Local hospital administrators said Rural Health Projects serves an important mission for northwest Oklahomans.
“We are proud to partner with Rural Health Projects on several endeavors, and share a mission of improving health in the lives of those living in Garfield County,” said Integris Bass Baptist Health Center President Jeff Tarrant. “Rural Health Projects helps us meet that mission, through innovative programs geared at introducing people to health-related careers and then taking the next step in developing career opportunities.”
Ashley Olivo, business development director at St. Mary’s Regional Medical Center, said Rural Health Projects helps keep northwest Oklahoma natives here after they finish medical training.
“We have been successful in staying in contact with students from across the state who indicated an interest in northwest Oklahoma,” Olivo said. “Many of these students are interested in coming home, where they have family and friends, and want to contribute to the overall welfare of the community.
“Additionally, numerous members of our Medical Staff were born and raised in northwest Oklahoma and remain here today. The collaborative effort between St. Mary’s and the Rural Health Projects provides northwest Oklahoma with quality, healthcare professionals.”
Fosmire said he’s looking forward to building on the last 20 years’ work in improving healthcare access in northwest Oklahoma.
“Hands down, this is the best job I’ve ever had,” he said. “There’s just such great value in what we do, but most of it goes unseen in the community.
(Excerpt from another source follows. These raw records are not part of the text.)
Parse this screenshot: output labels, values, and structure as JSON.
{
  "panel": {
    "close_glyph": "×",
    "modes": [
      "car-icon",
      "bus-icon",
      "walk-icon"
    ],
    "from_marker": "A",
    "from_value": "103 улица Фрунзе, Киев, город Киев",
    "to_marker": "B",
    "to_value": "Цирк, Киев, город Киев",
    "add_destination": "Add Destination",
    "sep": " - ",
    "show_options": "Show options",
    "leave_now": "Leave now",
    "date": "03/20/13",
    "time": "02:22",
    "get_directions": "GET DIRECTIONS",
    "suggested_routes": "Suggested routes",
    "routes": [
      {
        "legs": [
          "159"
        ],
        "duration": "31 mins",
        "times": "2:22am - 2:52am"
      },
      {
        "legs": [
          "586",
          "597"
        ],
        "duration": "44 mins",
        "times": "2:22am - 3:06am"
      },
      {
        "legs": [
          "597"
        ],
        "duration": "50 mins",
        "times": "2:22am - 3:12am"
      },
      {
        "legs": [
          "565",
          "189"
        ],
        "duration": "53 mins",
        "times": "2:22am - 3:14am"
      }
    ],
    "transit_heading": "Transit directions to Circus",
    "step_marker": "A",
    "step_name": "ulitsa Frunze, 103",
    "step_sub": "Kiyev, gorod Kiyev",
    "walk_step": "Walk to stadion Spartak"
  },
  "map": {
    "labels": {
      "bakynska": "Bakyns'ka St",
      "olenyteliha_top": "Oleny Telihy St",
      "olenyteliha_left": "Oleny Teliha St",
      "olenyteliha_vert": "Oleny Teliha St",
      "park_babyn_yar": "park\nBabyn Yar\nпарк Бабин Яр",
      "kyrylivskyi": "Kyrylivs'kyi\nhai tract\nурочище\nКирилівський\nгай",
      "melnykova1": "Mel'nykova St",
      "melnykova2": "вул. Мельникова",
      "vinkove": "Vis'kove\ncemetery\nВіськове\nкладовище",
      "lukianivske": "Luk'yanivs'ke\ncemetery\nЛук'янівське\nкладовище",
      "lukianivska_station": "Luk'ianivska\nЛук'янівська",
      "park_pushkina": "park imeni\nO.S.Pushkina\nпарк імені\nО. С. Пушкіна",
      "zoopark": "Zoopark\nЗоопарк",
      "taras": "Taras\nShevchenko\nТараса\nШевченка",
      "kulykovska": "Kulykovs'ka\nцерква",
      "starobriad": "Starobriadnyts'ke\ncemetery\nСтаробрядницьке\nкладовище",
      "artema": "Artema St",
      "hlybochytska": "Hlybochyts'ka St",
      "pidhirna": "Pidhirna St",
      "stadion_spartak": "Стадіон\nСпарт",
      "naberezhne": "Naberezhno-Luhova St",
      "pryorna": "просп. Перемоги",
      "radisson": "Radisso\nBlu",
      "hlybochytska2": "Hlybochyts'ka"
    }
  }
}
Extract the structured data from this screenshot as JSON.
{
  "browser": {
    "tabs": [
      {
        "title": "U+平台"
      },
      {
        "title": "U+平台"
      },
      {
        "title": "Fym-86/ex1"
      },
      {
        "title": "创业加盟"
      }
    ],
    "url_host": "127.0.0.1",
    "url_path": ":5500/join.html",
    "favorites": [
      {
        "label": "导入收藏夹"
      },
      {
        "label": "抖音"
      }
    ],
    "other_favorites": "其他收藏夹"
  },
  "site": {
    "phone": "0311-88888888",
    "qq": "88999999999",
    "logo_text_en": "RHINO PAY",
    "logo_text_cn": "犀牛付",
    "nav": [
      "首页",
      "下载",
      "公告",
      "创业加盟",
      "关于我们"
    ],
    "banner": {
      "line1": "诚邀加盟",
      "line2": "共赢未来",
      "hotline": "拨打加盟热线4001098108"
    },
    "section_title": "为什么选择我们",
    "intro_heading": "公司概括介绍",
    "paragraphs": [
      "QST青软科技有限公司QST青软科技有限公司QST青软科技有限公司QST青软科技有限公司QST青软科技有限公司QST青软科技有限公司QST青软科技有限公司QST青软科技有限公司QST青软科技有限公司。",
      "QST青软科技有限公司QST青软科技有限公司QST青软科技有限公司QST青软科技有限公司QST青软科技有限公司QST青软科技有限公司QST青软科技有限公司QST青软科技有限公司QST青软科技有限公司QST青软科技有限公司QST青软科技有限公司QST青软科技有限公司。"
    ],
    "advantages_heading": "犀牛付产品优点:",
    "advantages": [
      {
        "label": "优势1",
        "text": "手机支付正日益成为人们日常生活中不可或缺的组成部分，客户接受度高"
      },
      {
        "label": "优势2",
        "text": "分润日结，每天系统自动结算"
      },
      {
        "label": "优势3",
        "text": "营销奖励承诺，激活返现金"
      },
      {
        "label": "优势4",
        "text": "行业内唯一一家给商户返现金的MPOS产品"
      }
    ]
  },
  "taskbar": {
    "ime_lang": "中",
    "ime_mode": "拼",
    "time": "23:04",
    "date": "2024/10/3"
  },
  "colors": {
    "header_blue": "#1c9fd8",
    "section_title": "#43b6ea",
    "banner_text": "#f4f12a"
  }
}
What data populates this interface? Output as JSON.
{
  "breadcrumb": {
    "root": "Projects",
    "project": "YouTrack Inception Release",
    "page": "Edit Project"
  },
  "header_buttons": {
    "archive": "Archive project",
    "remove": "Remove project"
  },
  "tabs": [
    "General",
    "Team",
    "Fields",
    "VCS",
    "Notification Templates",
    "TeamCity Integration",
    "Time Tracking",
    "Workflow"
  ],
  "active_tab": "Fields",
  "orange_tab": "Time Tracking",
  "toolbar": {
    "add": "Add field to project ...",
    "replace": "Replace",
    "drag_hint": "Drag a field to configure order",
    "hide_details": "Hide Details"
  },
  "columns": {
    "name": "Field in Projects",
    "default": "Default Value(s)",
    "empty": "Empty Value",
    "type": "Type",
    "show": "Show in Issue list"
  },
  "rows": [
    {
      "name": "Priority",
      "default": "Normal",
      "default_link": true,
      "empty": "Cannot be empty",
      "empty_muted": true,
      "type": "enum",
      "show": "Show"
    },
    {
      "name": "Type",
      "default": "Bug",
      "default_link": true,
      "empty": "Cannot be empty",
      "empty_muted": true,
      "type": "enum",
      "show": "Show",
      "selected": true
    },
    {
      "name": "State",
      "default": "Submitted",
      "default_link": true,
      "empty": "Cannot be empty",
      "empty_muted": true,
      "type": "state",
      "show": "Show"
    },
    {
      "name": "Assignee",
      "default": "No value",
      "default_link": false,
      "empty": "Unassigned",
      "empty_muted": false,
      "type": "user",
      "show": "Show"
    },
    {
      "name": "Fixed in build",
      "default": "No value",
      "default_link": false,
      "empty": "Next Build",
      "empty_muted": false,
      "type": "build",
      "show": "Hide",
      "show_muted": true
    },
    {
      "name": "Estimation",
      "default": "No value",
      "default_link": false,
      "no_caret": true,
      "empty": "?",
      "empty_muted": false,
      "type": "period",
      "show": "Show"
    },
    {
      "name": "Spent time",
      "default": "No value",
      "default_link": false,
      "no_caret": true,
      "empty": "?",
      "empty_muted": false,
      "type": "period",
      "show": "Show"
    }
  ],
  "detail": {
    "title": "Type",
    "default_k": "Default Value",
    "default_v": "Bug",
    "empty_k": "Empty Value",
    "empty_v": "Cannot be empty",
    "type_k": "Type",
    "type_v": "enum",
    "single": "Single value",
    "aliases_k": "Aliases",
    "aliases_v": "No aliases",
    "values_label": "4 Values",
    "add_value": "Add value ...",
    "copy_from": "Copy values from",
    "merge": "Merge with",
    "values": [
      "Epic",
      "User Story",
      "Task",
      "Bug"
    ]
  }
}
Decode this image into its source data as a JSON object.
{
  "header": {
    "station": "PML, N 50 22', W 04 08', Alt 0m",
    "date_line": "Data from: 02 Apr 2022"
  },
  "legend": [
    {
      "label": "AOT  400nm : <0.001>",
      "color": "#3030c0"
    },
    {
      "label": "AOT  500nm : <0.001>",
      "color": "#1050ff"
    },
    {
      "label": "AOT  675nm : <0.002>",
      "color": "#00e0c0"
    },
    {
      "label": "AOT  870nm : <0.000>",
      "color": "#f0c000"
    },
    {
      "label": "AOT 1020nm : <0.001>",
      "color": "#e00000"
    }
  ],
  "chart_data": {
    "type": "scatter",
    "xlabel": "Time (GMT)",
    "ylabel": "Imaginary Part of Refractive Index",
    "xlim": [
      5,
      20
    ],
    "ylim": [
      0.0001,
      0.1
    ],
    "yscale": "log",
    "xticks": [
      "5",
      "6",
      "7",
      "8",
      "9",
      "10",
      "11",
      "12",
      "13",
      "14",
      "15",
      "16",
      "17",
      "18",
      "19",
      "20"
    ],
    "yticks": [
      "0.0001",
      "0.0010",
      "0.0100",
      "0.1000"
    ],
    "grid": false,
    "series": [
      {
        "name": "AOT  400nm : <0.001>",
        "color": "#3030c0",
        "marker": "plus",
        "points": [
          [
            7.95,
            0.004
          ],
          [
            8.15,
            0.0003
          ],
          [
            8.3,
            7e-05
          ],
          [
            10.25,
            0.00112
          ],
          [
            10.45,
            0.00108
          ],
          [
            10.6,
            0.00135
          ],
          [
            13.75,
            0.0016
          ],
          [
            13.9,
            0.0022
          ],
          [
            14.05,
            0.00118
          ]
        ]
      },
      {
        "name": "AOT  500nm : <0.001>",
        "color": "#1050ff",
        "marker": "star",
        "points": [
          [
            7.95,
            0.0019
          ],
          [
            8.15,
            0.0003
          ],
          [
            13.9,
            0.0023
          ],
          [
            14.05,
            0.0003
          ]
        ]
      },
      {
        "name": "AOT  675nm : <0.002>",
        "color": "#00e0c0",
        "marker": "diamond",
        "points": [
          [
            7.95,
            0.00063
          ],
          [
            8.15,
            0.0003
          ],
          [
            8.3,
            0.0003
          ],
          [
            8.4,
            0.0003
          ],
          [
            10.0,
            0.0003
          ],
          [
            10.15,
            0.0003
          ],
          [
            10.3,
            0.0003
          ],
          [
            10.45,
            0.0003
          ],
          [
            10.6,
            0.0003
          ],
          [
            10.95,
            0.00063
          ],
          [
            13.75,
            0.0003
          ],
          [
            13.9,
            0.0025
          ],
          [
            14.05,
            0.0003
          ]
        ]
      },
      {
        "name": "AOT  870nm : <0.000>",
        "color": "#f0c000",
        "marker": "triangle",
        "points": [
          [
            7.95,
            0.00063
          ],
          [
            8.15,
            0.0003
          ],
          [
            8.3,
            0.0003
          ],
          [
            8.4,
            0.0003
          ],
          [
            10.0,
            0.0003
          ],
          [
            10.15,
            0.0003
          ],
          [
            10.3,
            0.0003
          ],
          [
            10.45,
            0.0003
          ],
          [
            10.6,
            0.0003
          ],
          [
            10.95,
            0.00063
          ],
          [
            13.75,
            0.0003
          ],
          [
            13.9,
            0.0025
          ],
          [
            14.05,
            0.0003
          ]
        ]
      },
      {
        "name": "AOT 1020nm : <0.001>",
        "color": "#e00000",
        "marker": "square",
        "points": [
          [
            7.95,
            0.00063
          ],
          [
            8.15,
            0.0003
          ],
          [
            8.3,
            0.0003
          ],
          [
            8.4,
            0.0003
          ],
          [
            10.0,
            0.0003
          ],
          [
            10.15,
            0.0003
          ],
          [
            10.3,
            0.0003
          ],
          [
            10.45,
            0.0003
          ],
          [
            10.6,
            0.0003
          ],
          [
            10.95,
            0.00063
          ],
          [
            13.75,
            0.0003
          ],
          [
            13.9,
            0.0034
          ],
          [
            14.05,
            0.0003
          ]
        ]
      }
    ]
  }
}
We work with very specific groups, and if you’re not in one of those groups you may not see what we’re doing in the community.”
The public is invited to learn more about Rural Health Projects and meet the staff at a 20th anniversary come-and-go reception, 4-5:30 p.m. Wednesday at NWOSU-Enid, Room 131.